As the Greek Epic Cycle is so often overshadowed by the more illustrious Homeric epics, the organizers of the conference thought that the epic fragments needed to be brought to the fore as literary works in their own right. Not surprisingly, some papers addressed issues related to the Homeric epics, but the majority concentrated on the cyclic poems either as a wealth of data relating to other genres or as a genre in its own right, featuring its own characteristics.

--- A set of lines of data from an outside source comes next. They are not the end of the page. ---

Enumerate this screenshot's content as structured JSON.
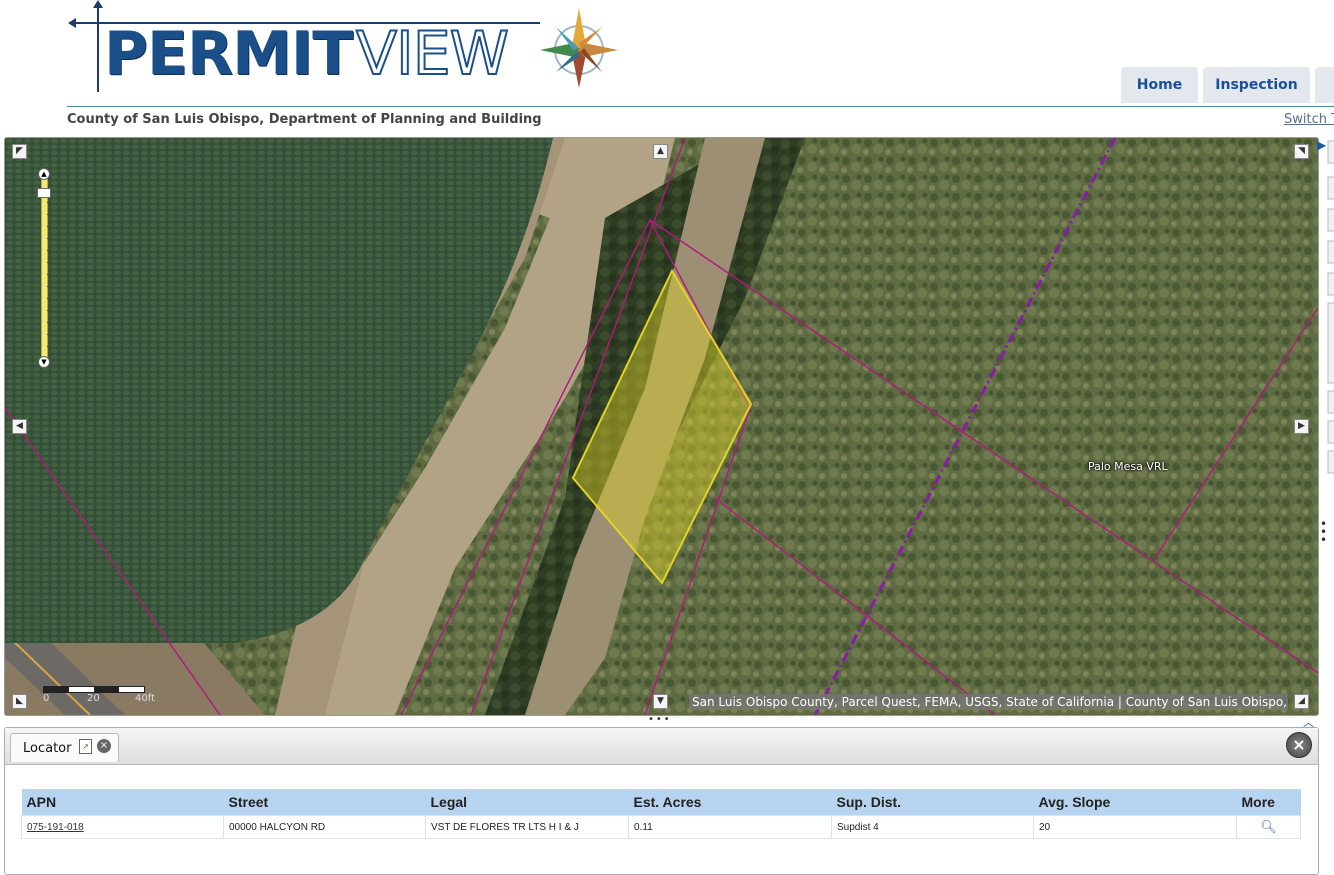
{
  "header": {
    "logo_permit": "PERMIT",
    "logo_view": "VIEW",
    "nav": [
      {
        "label": "Home"
      },
      {
        "label": "Inspection"
      }
    ],
    "department": "County of San Luis Obispo, Department of Planning and Building",
    "switch_link": "Switch T"
  },
  "map": {
    "place_label": "Palo Mesa VRL",
    "attribution": "San Luis Obispo County, Parcel Quest, FEMA, USGS, State of California | County of San Luis Obispo,...",
    "scale_labels": [
      "0",
      "20",
      "40ft"
    ],
    "colors": {
      "parcel_line": "#b2187d",
      "selected_parcel": "#e1d328",
      "district_line": "#8a1aa8"
    }
  },
  "locator": {
    "tab_label": "Locator",
    "columns": [
      "APN",
      "Street",
      "Legal",
      "Est. Acres",
      "Sup. Dist.",
      "Avg. Slope",
      "More"
    ],
    "rows": [
      {
        "apn": "075-191-018",
        "street": "00000 HALCYON RD",
        "legal": "VST DE FLORES TR LTS H I & J",
        "acres": "0.11",
        "sup_dist": "Supdist 4",
        "avg_slope": "20",
        "more_icon": "magnifier-icon"
      }
    ]
  }
}
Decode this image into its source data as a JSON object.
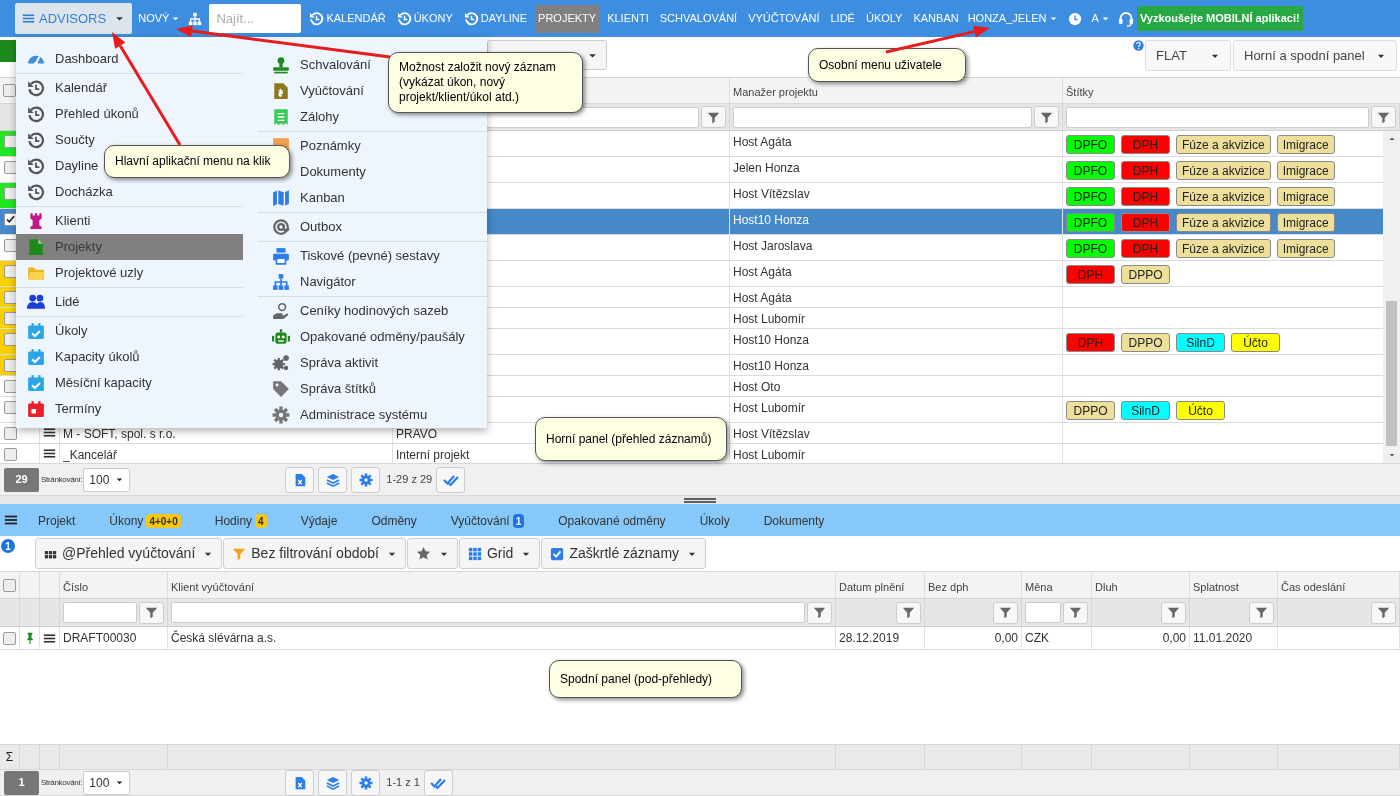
{
  "navbar": {
    "items": [
      {
        "kind": "app_menu",
        "label": "ADVISORS",
        "expanded": true
      },
      {
        "kind": "dropdown",
        "label": "NOVÝ"
      },
      {
        "kind": "sitemap"
      },
      {
        "kind": "search",
        "placeholder": "Najít..."
      },
      {
        "kind": "timer_link",
        "label": "KALENDÁŘ",
        "selected": false
      },
      {
        "kind": "timer_link",
        "label": "ÚKONY",
        "selected": false
      },
      {
        "kind": "timer_link",
        "label": "DAYLINE",
        "selected": false
      },
      {
        "kind": "link",
        "label": "PROJEKTY",
        "selected": true
      },
      {
        "kind": "link",
        "label": "KLIENTI",
        "selected": false
      },
      {
        "kind": "link",
        "label": "SCHVALOVÁNÍ",
        "selected": false
      },
      {
        "kind": "link",
        "label": "VYÚČTOVÁNÍ",
        "selected": false
      },
      {
        "kind": "link",
        "label": "LIDÉ",
        "selected": false
      },
      {
        "kind": "link",
        "label": "ÚKOLY",
        "selected": false
      },
      {
        "kind": "link",
        "label": "KANBAN",
        "selected": false
      },
      {
        "kind": "dropdown",
        "label": "HONZA_JELEN"
      },
      {
        "kind": "clock"
      },
      {
        "kind": "dropdown",
        "label": "A"
      },
      {
        "kind": "support"
      },
      {
        "kind": "promo",
        "label": "Vyzkoušejte MOBILNÍ aplikaci!"
      }
    ]
  },
  "app_menu": {
    "columns": [
      {
        "groups": [
          [
            {
              "label": "Dashboard",
              "selected": false
            }
          ],
          [
            {
              "label": "Kalendář",
              "selected": false
            },
            {
              "label": "Přehled úkonů",
              "selected": false
            },
            {
              "label": "Součty",
              "selected": false
            },
            {
              "label": "Dayline",
              "selected": false
            },
            {
              "label": "Docházka",
              "selected": false
            }
          ],
          [
            {
              "label": "Klienti",
              "selected": false
            },
            {
              "label": "Projekty",
              "selected": true
            },
            {
              "label": "Projektové uzly",
              "selected": false
            }
          ],
          [
            {
              "label": "Lidé",
              "selected": false
            }
          ],
          [
            {
              "label": "Úkoly",
              "selected": false
            },
            {
              "label": "Kapacity úkolů",
              "selected": false
            },
            {
              "label": "Měsíční kapacity",
              "selected": false
            },
            {
              "label": "Termíny",
              "selected": false
            }
          ]
        ]
      },
      {
        "groups": [
          [
            {
              "label": "Schvalování",
              "selected": false
            },
            {
              "label": "Vyúčtování",
              "selected": false
            },
            {
              "label": "Zálohy",
              "selected": false
            }
          ],
          [
            {
              "label": "Poznámky",
              "selected": false
            },
            {
              "label": "Dokumenty",
              "selected": false
            },
            {
              "label": "Kanban",
              "selected": false
            }
          ],
          [
            {
              "label": "Outbox",
              "selected": false
            }
          ],
          [
            {
              "label": "Tiskové (pevné) sestavy",
              "selected": false
            },
            {
              "label": "Navigátor",
              "selected": false
            }
          ],
          [
            {
              "label": "Ceníky hodinových sazeb",
              "selected": false
            },
            {
              "label": "Opakované odměny/paušály",
              "selected": false
            },
            {
              "label": "Správa aktivit",
              "selected": false
            },
            {
              "label": "Správa štítků",
              "selected": false
            },
            {
              "label": "Administrace systému",
              "selected": false
            }
          ]
        ]
      }
    ]
  },
  "view_toolbar": {
    "mode_select": "FLAT",
    "layout_select": "Horní a spodní panel"
  },
  "top_grid": {
    "header_checked": false,
    "manager_header": "Manažer projektu",
    "tags_header": "Štítky",
    "rows": [
      {
        "checked": false,
        "selected": false,
        "color": "#22e622",
        "manager": "Host Agáta",
        "tags": [
          {
            "label": "DPFO",
            "color": "#00ff00"
          },
          {
            "label": "DPH",
            "color": "#ff0000"
          },
          {
            "label": "Fúze a akvizice",
            "color": "#eee09a"
          },
          {
            "label": "Imigrace",
            "color": "#eee09a"
          }
        ]
      },
      {
        "checked": false,
        "selected": false,
        "manager": "Jelen Honza",
        "tags": [
          {
            "label": "DPFO",
            "color": "#00ff00"
          },
          {
            "label": "DPH",
            "color": "#ff0000"
          },
          {
            "label": "Fúze a akvizice",
            "color": "#eee09a"
          },
          {
            "label": "Imigrace",
            "color": "#eee09a"
          }
        ]
      },
      {
        "checked": false,
        "selected": false,
        "color": "#22e622",
        "manager": "Host Vítězslav",
        "tags": [
          {
            "label": "DPFO",
            "color": "#00ff00"
          },
          {
            "label": "DPH",
            "color": "#ff0000"
          },
          {
            "label": "Fúze a akvizice",
            "color": "#eee09a"
          },
          {
            "label": "Imigrace",
            "color": "#eee09a"
          }
        ]
      },
      {
        "checked": true,
        "selected": true,
        "manager": "Host10 Honza",
        "tags": [
          {
            "label": "DPFO",
            "color": "#00ff00"
          },
          {
            "label": "DPH",
            "color": "#ff0000"
          },
          {
            "label": "Fúze a akvizice",
            "color": "#eee09a"
          },
          {
            "label": "Imigrace",
            "color": "#eee09a"
          }
        ]
      },
      {
        "checked": false,
        "selected": false,
        "manager": "Host Jaroslava",
        "tags": [
          {
            "label": "DPFO",
            "color": "#00ff00"
          },
          {
            "label": "DPH",
            "color": "#ff0000"
          },
          {
            "label": "Fúze a akvizice",
            "color": "#eee09a"
          },
          {
            "label": "Imigrace",
            "color": "#eee09a"
          }
        ]
      },
      {
        "checked": false,
        "selected": false,
        "color": "#f8d000",
        "manager": "Host Agáta",
        "tags": [
          {
            "label": "DPH",
            "color": "#ff0000"
          },
          {
            "label": "DPPO",
            "color": "#eee09a"
          }
        ]
      },
      {
        "checked": false,
        "selected": false,
        "color": "#f8d000",
        "manager": "Host Agáta"
      },
      {
        "checked": false,
        "selected": false,
        "color": "#f8d000",
        "manager": "Host Lubomír"
      },
      {
        "checked": false,
        "selected": false,
        "color": "#f8d000",
        "manager": "Host10 Honza",
        "tags": [
          {
            "label": "DPH",
            "color": "#ff0000"
          },
          {
            "label": "DPPO",
            "color": "#eee09a"
          },
          {
            "label": "SilnD",
            "color": "#00ffff"
          },
          {
            "label": "Účto",
            "color": "#ffff00"
          }
        ]
      },
      {
        "checked": false,
        "selected": false,
        "color": "#f8d000",
        "manager": "Host10 Honza"
      },
      {
        "checked": false,
        "selected": false,
        "manager": "Host Oto"
      },
      {
        "checked": false,
        "selected": false,
        "manager": "Host Lubomír",
        "tags": [
          {
            "label": "DPPO",
            "color": "#eee09a"
          },
          {
            "label": "SilnD",
            "color": "#00ffff"
          },
          {
            "label": "Účto",
            "color": "#ffff00"
          }
        ]
      },
      {
        "checked": false,
        "selected": false,
        "name": "M - SOFT, spol. s r.o.",
        "column_3": "PRAVO",
        "manager": "Host Vítězslav"
      },
      {
        "checked": false,
        "selected": false,
        "name": "_Kancelář",
        "column_3": "Interní projekt",
        "manager": "Host Lubomír"
      }
    ],
    "footer": {
      "count": "29",
      "paging_label": "Stránkování:",
      "page_size": "100",
      "range": "1-29 z 29"
    }
  },
  "bottom_panel": {
    "tabs": [
      {
        "label": "Projekt",
        "selected": false
      },
      {
        "label": "Úkony",
        "selected": false,
        "badge": {
          "text": "4+0+0",
          "color": "#f7c614"
        }
      },
      {
        "label": "Hodiny",
        "selected": false,
        "badge": {
          "text": "4",
          "color": "#f7c614"
        }
      },
      {
        "label": "Výdaje",
        "selected": false
      },
      {
        "label": "Odměny",
        "selected": false
      },
      {
        "label": "Vyúčtování",
        "selected": false,
        "badge": {
          "text": "1",
          "color": "#1a73e8"
        }
      },
      {
        "label": "Opakované odměny",
        "selected": false
      },
      {
        "label": "Úkoly",
        "selected": false
      },
      {
        "label": "Dokumenty",
        "selected": false
      }
    ],
    "counter": "1",
    "toolbar": [
      {
        "kind": "view",
        "label": "@Přehled vyúčtování"
      },
      {
        "kind": "filter",
        "label": "Bez filtrování období"
      },
      {
        "kind": "favorites"
      },
      {
        "kind": "grid",
        "label": "Grid"
      },
      {
        "kind": "checked",
        "label": "Zaškrtlé záznamy"
      }
    ],
    "header_checked": false,
    "columns": [
      {
        "label": "Číslo",
        "kind": "input"
      },
      {
        "label": "Klient vyúčtování",
        "kind": "input"
      },
      {
        "label": "Datum plnění",
        "kind": "button"
      },
      {
        "label": "Bez dph",
        "kind": "button"
      },
      {
        "label": "Měna",
        "kind": "input"
      },
      {
        "label": "Dluh",
        "kind": "button"
      },
      {
        "label": "Splatnost",
        "kind": "button"
      },
      {
        "label": "Čas odeslání",
        "kind": "button"
      }
    ],
    "rows": [
      {
        "checked": false,
        "pinned": true,
        "cells": [
          "DRAFT00030",
          "Česká slévárna a.s.",
          "28.12.2019",
          "0,00",
          "CZK",
          "0,00",
          "11.01.2020"
        ]
      }
    ],
    "sum_label": "Σ",
    "footer": {
      "count": "1",
      "paging_label": "Stránkování:",
      "page_size": "100",
      "range": "1-1 z 1"
    }
  },
  "annotations": [
    {
      "text": "Hlavní aplikační menu na klik"
    },
    {
      "text": "Možnost založit nový záznam (vykázat úkon, nový projekt/klient/úkol atd.)"
    },
    {
      "text": "Osobní menu uživatele"
    },
    {
      "text": "Horní panel (přehled záznamů)"
    },
    {
      "text": "Spodní panel (pod-přehledy)"
    }
  ]
}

Issue 6 of Classics@ presents the papers of the conference in a revised form, taking into account the constructive discussions that followed their presentation. Moreover, each paper is open to further revision by each author, since every Classics@ volume is not static but dynamic, inviting interaction from readers as participants. This very issue will appear in a new edition at a later point when the editor, in consultation with her advisors, determines that there is sufficient new material to offer or that the existing arguments nnaeed to be revisited. The editor of issue 6 and her advisor wish to stress that every Classics@ issue offers research-in-progress and aims at encouraging collegial debate. It is hoped that this e-publication, appearing less than five months after the original conference, exemplifies the state of the art in current scholarship on the Epic Cycle.
Karakantza, Efimia D., ed. 2010. “Reflecting on the Greek Epic Cycle.” With advisors Malcolm Davies, Nanno Marinatos. Classics@ 6: http://nrs.harvard.edu/urn-3:hlnc.jissue:ClassicsAt.Issue06.Reflecting_on_the_Greek_Epic_Cycle.2010.
Efimia D. Karakantza, “Eating from the Tables of Others: Sophocles’ Ajax and the Greek Epic Cycle.” [PDF version]
Menelaos Christopoulos, “Casus belli: Causes of the Trojan War in the Epic Cycle.” [PDF version]
For questions, comments, or proposals for contributions, contact the editor.
To refer to articles from Issue 6 in scholarly writing, please cite them thus:
[Author], “[Title],” Classics@ Volume 6. Efimia D. Karakantza, ed. The Center for Hellenic Studies of Harvard University, online edition of December 20, 2010.